To make our models work better for everyone, we fine-tuned them so that data was sampled from images across all geographies, and using translations of hashtags in many languages. We also evaluated our concepts along gender, skin tone, and age axes. The resulting models are both more accurate and culturally and demographically inclusive — for instance, they can identify weddings around the world based (in part) on traditional apparel instead of labeling only photos featuring white wedding dresses.

PetaPixel writes,

Facebook says that this new model is more reliably able to recognize more than 1,200 concepts, which is more than 10 times as many as the original version launched in 2016.

From refugee to… squirrel photographer?

Our kids were born with such voluminous, Dizzy Gillespie-grade cheeks that we immediately dubbed them “The Squirrels,” and we later gave our van the license plate SQRLPOD. This has nothing to do with anything, but I thought of it fondly upon seeing this charming 1-minute portrait:

Niki Colemont, is a wildlife photographer and a survivor who fled the Rwandan genocide at just four years old, arriving in Belgium as a refugee. The National Geographic 2019 finalist photographer finds peace today in photographing squirrels, who he considers “the perfect models.”

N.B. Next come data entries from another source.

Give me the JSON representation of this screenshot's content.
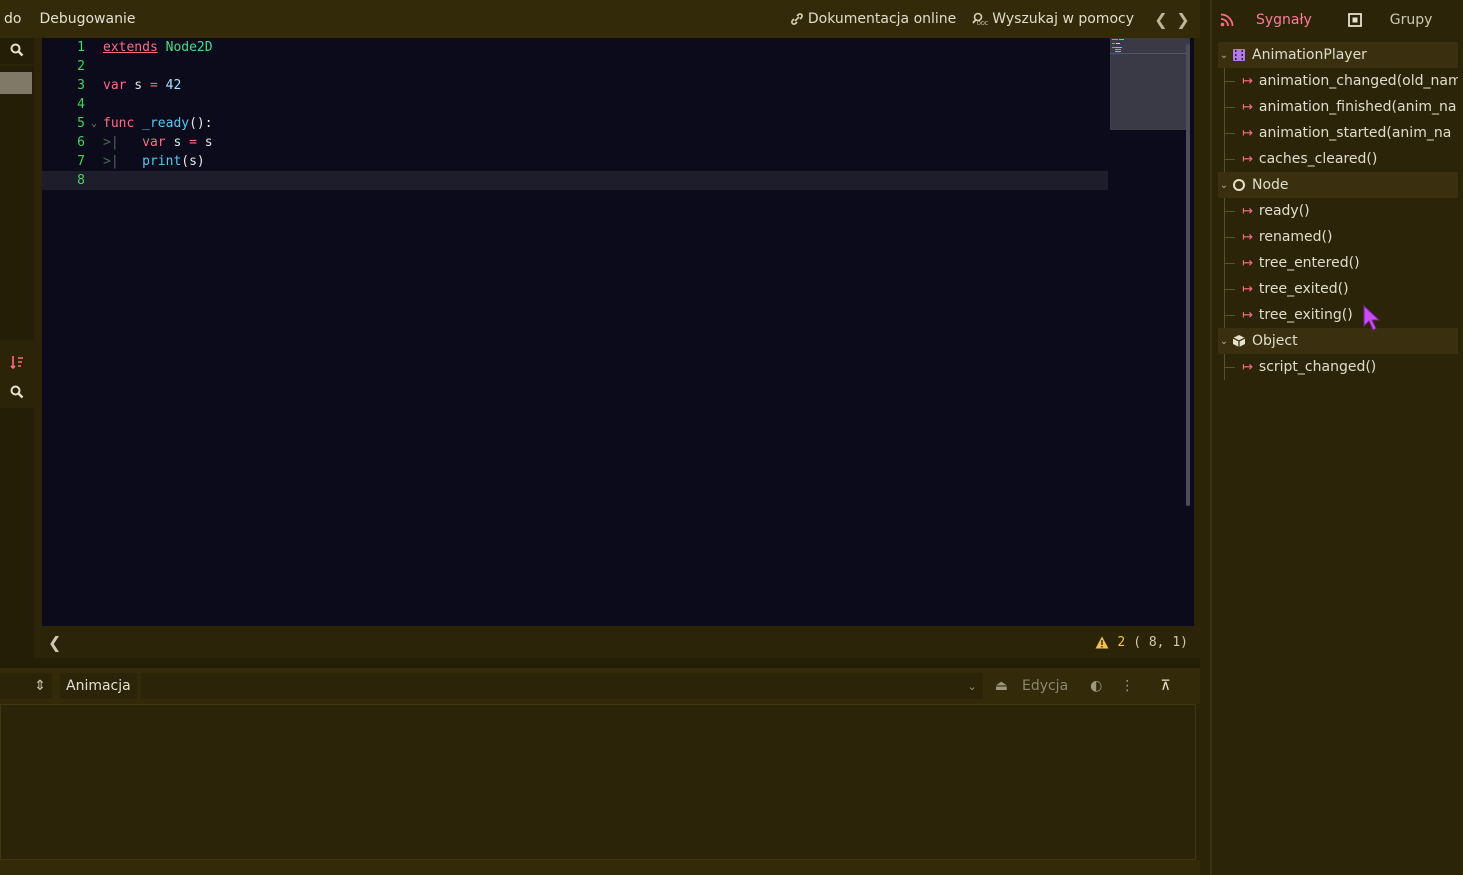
{
  "menu": {
    "item1": "do",
    "item2": "Debugowanie"
  },
  "links": {
    "online_docs": "Dokumentacja online",
    "search_help": "Wyszukaj w pomocy",
    "prev": "❮",
    "next": "❯"
  },
  "editor": {
    "line_numbers": [
      "1",
      "2",
      "3",
      "4",
      "5",
      "6",
      "7",
      "8"
    ],
    "lines": {
      "l1_kw": "extends",
      "l1_cls": "Node2D",
      "l3_kw": "var",
      "l3_name": " s ",
      "l3_op": "=",
      "l3_num": " 42",
      "l5_kw": "func",
      "l5_fn": " _ready",
      "l5_rest": "():",
      "l6_kw": "var",
      "l6_rest": " s ",
      "l6_op": "=",
      "l6_rest2": " s",
      "l7_fn": "print",
      "l7_rest": "(s)"
    }
  },
  "status": {
    "back": "❮",
    "warnings": "2",
    "position": "(   8,   1)"
  },
  "bottom": {
    "animation_label": "Animacja",
    "edit_label": "Edycja"
  },
  "right_panel": {
    "tab_signals": "Sygnały",
    "tab_groups": "Grupy",
    "groups": [
      {
        "name": "AnimationPlayer",
        "items": [
          "animation_changed(old_nam",
          "animation_finished(anim_na",
          "animation_started(anim_na",
          "caches_cleared()"
        ]
      },
      {
        "name": "Node",
        "items": [
          "ready()",
          "renamed()",
          "tree_entered()",
          "tree_exited()",
          "tree_exiting()"
        ]
      },
      {
        "name": "Object",
        "items": [
          "script_changed()"
        ]
      }
    ]
  },
  "colors": {
    "accent": "#ff6b86",
    "line_number": "#3fd463",
    "warning": "#f5c04b"
  }
}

AR: Super high-res car interiors arrive in Google Search

Imagine loading multi-gigabyte 3D models nearly instantaneously into your mobile device, then placing them into your driveway and stepping inside. That’s what we’ve now enabled via Google Search on Android:

Take it for a spin via the models listed below, and please let us know what you think!

Volvo: Volvo XC40, Volvo XC40 Recharge, Volvo XC60, Volvo XC90

Porsche: Porsche 911, Porsche Cayenne, Porsche Macan, Porsche Panamera, Porsche Taycan

Fiat Chrysler: Jeep Wrangler 4xE

Drone rescues drone

“For he is truly his brother’s keeper, and the finder of lost children…”

Photographer Ty Poland tells the story, including this MacGyver-y bit:

Next up, we needed a lasso. Thankfully our good friend Martin Sanchez had an extra pair of shoes in the trunk. On top of that, he had just polished off a fresh iced coffee from Dunkin with a straw. With these two ingredients, we were able to construct an open lasso. By simply putting the straw over the shoelace and adding a small key chain for weight, we were able to center the lasso to the Mavic 2 Pro for the rescue.